[Dataset excerpts]
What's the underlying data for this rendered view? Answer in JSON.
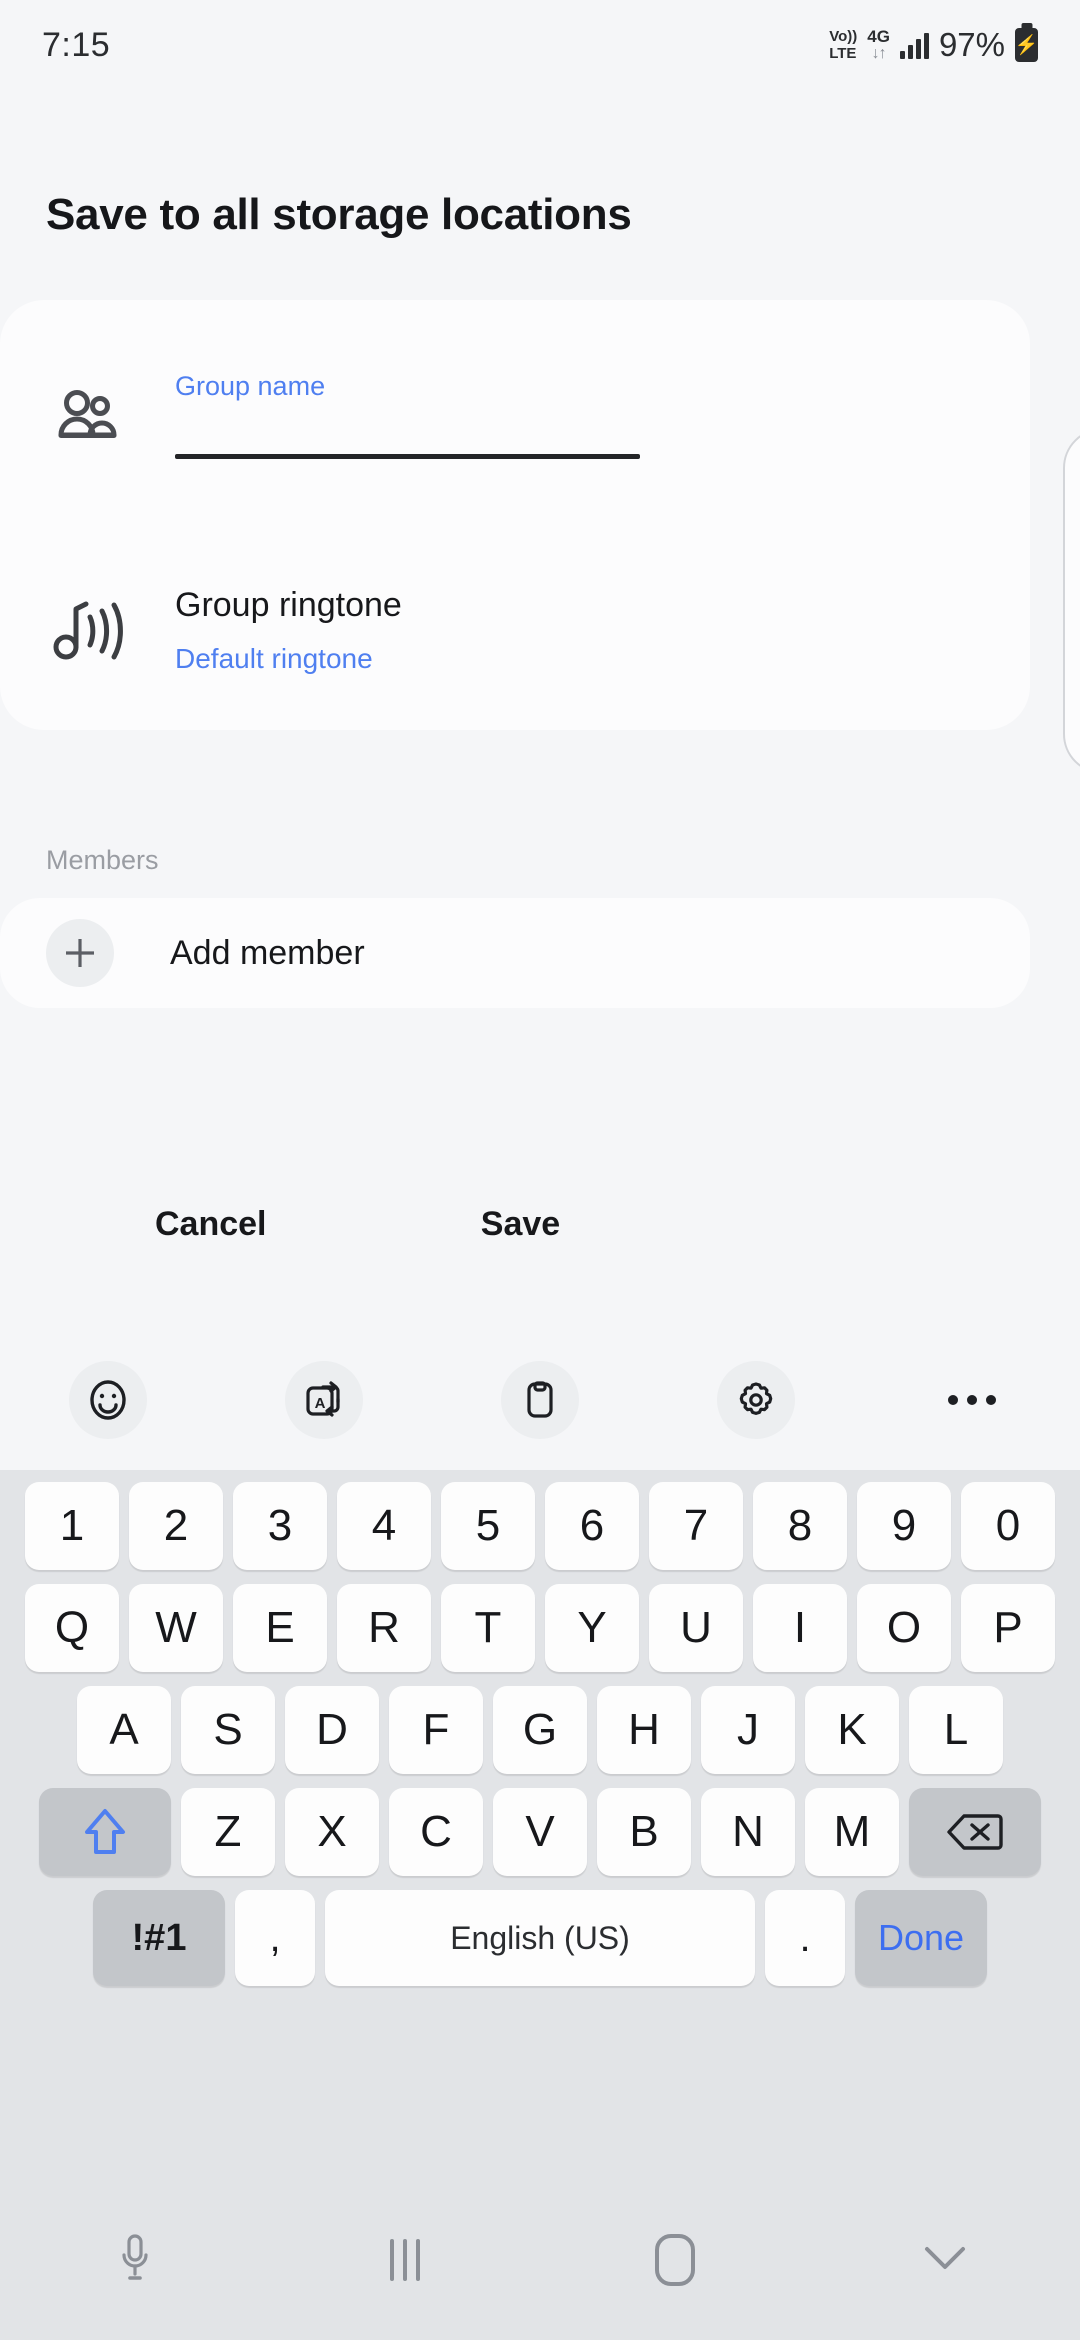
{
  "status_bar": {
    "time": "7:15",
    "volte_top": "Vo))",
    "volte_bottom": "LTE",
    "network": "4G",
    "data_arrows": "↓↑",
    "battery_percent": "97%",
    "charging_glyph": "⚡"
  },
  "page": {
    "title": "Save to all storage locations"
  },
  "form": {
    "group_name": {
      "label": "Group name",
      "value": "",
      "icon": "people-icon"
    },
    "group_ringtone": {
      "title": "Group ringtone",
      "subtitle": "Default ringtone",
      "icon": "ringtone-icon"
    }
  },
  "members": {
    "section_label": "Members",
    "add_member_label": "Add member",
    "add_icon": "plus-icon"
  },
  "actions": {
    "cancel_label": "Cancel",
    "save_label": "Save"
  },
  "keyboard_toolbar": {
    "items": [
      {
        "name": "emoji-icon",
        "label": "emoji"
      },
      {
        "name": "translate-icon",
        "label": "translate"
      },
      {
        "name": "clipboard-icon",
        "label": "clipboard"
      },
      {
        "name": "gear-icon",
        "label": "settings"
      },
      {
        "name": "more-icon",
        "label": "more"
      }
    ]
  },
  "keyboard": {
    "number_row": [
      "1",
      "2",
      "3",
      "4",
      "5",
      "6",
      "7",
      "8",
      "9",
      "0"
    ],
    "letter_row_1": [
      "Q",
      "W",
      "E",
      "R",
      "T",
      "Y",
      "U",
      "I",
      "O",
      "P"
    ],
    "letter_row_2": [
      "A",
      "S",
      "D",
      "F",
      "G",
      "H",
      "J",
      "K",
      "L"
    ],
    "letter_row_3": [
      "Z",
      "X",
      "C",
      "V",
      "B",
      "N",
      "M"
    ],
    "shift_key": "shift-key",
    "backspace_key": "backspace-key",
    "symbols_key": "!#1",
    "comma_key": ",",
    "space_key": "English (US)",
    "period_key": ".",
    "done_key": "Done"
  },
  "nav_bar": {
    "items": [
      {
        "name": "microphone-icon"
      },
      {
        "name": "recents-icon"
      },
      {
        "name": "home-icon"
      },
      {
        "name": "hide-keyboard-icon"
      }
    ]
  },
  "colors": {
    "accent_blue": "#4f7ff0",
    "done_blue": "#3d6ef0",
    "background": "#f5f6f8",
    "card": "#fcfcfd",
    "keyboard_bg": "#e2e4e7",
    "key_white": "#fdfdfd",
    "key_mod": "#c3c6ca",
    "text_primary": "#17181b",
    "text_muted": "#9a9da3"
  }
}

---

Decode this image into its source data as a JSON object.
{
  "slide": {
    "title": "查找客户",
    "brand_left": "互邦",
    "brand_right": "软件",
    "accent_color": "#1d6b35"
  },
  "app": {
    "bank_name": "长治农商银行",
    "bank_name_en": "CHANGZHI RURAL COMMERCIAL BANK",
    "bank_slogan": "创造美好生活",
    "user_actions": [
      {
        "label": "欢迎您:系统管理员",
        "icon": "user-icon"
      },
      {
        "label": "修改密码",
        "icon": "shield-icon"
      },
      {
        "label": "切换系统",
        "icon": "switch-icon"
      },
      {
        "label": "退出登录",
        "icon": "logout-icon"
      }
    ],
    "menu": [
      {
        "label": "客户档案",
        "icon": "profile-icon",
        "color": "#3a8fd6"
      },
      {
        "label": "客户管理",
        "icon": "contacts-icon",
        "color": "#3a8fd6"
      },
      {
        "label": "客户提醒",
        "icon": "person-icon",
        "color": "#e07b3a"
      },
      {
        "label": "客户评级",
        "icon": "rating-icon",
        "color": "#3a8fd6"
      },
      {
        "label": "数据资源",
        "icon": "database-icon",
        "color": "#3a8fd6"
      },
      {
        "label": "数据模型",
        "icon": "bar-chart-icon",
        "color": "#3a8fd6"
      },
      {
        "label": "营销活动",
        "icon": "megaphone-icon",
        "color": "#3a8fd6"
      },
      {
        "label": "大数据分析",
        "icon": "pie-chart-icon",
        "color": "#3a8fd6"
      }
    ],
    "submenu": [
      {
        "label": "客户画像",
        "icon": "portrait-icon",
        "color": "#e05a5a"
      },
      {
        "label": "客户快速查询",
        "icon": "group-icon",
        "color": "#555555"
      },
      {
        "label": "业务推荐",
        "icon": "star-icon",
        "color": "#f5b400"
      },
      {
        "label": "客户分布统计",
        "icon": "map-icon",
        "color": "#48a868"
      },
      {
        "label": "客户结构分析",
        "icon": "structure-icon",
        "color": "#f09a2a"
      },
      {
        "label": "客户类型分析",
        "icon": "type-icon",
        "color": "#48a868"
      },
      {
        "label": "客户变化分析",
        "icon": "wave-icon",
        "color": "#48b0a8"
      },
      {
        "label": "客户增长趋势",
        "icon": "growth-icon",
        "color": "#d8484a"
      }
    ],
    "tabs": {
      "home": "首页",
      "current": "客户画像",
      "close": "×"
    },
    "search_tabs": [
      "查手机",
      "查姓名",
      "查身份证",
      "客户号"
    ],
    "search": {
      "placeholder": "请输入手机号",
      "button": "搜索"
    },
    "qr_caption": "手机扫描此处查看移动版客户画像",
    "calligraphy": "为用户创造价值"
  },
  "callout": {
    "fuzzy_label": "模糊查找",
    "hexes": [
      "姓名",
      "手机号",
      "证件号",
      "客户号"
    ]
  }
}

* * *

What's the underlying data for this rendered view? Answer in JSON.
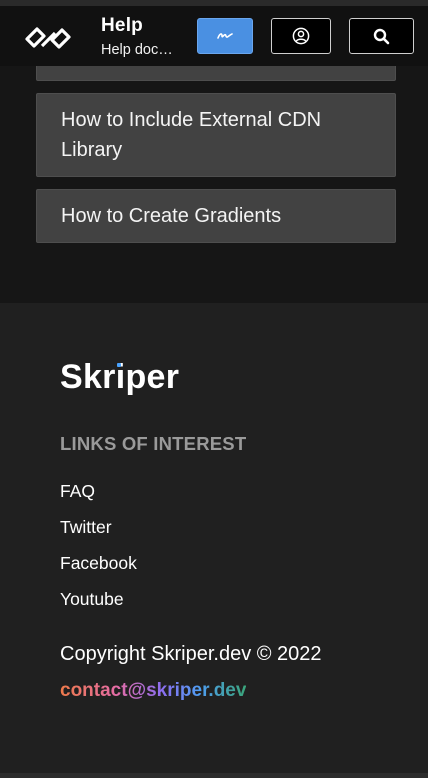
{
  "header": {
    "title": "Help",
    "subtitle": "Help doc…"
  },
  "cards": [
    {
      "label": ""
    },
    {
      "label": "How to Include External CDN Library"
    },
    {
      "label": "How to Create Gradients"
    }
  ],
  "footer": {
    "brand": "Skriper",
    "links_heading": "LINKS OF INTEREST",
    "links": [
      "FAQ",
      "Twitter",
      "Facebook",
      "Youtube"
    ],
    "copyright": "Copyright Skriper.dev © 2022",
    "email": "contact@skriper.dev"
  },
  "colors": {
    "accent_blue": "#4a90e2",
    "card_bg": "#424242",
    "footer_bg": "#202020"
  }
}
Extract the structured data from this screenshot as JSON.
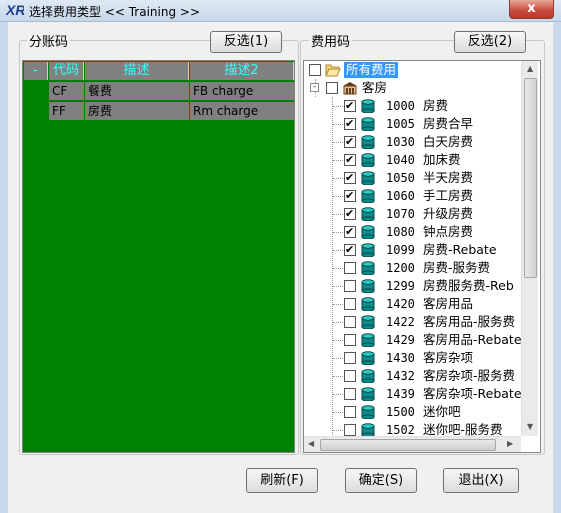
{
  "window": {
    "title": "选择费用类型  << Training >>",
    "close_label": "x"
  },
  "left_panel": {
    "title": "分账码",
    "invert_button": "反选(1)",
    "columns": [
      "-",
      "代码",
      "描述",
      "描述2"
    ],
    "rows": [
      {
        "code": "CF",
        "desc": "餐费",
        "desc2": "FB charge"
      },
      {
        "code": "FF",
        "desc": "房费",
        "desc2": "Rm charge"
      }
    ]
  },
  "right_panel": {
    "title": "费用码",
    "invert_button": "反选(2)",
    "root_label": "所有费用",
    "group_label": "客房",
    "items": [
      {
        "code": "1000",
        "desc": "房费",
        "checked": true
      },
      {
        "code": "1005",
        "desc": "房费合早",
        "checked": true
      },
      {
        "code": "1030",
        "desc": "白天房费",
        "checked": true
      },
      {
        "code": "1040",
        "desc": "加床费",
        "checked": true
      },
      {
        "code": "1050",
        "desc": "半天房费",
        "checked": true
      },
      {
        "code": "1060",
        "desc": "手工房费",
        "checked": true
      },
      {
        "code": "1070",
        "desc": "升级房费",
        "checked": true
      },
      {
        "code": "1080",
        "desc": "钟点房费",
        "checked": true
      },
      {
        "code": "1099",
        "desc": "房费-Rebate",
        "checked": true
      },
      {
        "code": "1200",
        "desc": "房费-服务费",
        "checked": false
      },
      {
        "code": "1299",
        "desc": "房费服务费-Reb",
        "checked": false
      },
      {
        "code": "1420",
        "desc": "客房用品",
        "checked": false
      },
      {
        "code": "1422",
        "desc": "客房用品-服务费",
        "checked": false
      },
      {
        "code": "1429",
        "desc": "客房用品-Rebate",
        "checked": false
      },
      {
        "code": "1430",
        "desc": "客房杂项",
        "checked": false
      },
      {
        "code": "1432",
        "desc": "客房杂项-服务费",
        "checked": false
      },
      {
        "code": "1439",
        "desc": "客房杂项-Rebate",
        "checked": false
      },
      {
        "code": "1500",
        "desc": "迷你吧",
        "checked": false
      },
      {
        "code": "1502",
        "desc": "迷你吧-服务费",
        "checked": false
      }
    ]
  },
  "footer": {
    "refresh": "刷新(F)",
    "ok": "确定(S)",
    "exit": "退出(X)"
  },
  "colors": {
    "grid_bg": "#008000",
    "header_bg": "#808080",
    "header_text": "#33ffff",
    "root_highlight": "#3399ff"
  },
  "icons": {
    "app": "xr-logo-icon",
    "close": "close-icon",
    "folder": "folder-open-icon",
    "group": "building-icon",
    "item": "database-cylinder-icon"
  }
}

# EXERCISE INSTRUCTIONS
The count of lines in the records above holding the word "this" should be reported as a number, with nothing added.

# FINISHED EXERCISE
4